| Input data |
===

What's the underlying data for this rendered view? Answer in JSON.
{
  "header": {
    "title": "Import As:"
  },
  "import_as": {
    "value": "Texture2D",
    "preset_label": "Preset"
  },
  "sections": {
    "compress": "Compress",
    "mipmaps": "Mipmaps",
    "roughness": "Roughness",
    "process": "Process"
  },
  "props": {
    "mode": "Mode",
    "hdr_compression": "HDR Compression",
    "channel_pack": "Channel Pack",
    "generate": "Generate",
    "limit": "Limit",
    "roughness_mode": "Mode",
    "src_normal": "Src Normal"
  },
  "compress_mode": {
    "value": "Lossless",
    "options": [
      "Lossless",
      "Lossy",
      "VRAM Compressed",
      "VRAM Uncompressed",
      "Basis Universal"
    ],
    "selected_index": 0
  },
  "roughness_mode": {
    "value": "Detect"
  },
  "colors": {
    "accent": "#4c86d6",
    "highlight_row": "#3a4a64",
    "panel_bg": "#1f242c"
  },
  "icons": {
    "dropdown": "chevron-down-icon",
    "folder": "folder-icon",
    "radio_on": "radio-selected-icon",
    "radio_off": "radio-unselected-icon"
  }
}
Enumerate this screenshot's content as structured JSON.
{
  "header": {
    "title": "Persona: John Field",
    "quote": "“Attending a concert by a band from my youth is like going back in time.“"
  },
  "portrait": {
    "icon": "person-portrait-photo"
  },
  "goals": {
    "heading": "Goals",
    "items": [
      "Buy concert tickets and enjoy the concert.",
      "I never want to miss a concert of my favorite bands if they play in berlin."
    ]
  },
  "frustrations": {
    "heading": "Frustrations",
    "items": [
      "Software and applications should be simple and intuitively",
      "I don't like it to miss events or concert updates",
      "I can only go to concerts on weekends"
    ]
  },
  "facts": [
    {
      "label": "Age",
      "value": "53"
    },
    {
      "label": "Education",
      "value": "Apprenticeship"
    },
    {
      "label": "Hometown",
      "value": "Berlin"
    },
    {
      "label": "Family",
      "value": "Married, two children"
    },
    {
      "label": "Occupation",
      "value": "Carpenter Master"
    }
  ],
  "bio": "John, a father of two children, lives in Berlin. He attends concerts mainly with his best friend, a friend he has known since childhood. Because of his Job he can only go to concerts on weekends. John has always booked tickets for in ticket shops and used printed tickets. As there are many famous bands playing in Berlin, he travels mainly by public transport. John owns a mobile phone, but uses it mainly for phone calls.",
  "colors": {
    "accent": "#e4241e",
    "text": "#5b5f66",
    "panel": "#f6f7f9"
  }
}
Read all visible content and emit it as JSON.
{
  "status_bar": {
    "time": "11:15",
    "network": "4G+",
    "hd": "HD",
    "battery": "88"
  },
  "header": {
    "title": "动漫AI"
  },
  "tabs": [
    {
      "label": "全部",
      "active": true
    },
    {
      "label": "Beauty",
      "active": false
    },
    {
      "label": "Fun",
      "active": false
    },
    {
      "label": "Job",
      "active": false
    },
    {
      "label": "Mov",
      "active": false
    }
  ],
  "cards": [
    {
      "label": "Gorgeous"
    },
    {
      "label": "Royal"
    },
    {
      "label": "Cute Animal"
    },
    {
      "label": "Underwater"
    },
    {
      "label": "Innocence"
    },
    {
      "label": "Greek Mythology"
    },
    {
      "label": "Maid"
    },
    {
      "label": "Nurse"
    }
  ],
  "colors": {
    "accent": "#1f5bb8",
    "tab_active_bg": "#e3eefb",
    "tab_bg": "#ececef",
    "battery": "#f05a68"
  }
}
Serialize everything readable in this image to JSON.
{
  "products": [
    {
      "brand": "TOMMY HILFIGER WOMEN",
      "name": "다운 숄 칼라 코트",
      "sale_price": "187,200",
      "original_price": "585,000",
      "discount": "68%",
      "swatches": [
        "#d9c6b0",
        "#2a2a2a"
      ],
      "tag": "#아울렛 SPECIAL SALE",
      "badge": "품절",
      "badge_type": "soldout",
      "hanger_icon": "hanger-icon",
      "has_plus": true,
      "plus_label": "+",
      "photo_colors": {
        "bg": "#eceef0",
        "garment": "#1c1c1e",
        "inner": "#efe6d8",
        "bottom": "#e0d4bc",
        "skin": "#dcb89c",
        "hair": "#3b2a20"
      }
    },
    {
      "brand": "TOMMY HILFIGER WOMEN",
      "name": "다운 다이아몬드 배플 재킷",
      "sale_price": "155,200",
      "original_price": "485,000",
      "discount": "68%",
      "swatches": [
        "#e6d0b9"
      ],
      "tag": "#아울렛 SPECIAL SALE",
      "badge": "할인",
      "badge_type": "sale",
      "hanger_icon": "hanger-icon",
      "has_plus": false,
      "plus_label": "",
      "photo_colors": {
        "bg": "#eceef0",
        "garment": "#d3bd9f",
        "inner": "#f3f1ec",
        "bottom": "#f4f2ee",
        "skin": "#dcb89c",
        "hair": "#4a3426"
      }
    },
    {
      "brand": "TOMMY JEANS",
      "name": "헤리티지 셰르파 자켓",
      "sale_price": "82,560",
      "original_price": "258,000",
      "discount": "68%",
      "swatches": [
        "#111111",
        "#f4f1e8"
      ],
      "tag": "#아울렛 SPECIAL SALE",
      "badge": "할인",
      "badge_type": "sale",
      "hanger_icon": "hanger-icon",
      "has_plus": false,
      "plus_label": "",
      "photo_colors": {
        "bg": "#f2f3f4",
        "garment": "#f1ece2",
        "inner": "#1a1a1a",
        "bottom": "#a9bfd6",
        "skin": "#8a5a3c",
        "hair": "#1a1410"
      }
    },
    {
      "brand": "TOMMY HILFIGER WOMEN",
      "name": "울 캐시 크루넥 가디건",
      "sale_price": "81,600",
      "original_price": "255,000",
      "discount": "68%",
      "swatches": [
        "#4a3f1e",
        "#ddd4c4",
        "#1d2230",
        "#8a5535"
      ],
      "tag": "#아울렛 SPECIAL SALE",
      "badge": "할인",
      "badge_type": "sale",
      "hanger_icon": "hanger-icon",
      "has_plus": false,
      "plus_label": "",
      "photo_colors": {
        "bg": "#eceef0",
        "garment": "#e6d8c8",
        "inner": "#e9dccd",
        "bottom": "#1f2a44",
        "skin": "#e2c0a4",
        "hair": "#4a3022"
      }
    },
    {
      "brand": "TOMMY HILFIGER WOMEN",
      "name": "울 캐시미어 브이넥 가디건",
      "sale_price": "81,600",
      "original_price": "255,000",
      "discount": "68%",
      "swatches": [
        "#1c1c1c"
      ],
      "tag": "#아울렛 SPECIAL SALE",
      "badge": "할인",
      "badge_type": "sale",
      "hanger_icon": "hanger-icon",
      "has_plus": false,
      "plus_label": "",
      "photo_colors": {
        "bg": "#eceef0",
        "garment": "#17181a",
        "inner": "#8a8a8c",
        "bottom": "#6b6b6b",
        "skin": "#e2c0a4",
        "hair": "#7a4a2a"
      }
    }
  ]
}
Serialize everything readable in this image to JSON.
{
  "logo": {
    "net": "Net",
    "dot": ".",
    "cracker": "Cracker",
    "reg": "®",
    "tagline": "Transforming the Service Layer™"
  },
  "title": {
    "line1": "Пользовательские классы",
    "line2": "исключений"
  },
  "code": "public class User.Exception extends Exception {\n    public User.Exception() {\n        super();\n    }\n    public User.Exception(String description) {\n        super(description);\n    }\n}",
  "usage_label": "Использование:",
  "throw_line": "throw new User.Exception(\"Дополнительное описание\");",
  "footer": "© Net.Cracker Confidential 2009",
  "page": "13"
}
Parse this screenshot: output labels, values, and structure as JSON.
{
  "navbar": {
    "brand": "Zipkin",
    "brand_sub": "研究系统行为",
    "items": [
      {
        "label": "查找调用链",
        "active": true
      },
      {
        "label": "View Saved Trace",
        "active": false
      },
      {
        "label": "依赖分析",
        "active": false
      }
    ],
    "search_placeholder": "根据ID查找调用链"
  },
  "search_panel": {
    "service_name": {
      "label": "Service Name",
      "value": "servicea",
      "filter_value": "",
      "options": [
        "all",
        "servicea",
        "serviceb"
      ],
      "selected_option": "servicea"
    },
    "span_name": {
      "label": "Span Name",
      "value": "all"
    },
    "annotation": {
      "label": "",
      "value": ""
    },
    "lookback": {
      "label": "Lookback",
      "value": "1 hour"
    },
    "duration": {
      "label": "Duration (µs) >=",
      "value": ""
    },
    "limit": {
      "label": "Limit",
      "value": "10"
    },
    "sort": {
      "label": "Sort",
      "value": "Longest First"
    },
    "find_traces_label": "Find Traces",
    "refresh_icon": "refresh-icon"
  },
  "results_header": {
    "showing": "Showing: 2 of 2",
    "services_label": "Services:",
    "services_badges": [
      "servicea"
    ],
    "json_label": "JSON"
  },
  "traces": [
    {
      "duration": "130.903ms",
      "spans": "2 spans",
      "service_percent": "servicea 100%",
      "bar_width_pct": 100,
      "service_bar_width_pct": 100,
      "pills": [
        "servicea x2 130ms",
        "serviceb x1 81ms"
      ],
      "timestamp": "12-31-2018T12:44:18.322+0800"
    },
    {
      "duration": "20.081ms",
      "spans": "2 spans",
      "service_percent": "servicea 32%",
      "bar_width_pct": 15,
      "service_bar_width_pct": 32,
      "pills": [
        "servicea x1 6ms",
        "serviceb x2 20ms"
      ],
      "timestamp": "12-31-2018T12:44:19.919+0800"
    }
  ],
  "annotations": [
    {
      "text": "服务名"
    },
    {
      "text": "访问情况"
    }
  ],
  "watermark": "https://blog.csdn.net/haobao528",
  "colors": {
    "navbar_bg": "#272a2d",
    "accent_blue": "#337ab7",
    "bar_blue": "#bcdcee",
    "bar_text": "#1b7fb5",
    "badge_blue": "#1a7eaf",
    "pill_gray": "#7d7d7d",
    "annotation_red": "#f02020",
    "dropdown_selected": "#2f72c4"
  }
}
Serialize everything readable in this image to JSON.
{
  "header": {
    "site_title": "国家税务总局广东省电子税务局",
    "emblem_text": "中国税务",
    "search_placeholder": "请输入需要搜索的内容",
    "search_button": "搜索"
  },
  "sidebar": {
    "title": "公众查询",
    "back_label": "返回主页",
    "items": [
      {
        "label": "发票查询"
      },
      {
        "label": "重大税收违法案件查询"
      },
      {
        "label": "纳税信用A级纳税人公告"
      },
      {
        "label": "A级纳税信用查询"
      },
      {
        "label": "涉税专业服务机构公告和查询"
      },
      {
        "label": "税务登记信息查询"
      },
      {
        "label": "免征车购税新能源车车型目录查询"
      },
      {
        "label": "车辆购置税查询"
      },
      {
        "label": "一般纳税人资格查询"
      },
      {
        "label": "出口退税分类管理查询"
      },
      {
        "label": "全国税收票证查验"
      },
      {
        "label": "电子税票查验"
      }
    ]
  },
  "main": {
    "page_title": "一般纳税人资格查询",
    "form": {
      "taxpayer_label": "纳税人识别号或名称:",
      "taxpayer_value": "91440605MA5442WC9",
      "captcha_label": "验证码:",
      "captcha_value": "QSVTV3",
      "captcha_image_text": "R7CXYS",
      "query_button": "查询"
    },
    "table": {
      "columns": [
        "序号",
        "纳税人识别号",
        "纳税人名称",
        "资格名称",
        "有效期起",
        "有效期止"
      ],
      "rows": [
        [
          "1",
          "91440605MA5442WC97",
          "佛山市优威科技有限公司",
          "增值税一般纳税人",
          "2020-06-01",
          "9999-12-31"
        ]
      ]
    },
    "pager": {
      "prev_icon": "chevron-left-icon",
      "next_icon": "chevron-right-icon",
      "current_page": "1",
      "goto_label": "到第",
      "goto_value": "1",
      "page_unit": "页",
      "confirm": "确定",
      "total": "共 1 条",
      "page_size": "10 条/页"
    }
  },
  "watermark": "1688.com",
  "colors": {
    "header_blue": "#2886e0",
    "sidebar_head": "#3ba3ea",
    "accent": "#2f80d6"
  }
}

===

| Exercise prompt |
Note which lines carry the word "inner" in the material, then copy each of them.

| Solution to this problem |
        "inner": "#efe6d8",
        "inner": "#f3f1ec",
        "inner": "#1a1a1a",
        "inner": "#e9dccd",
        "inner": "#8a8a8c",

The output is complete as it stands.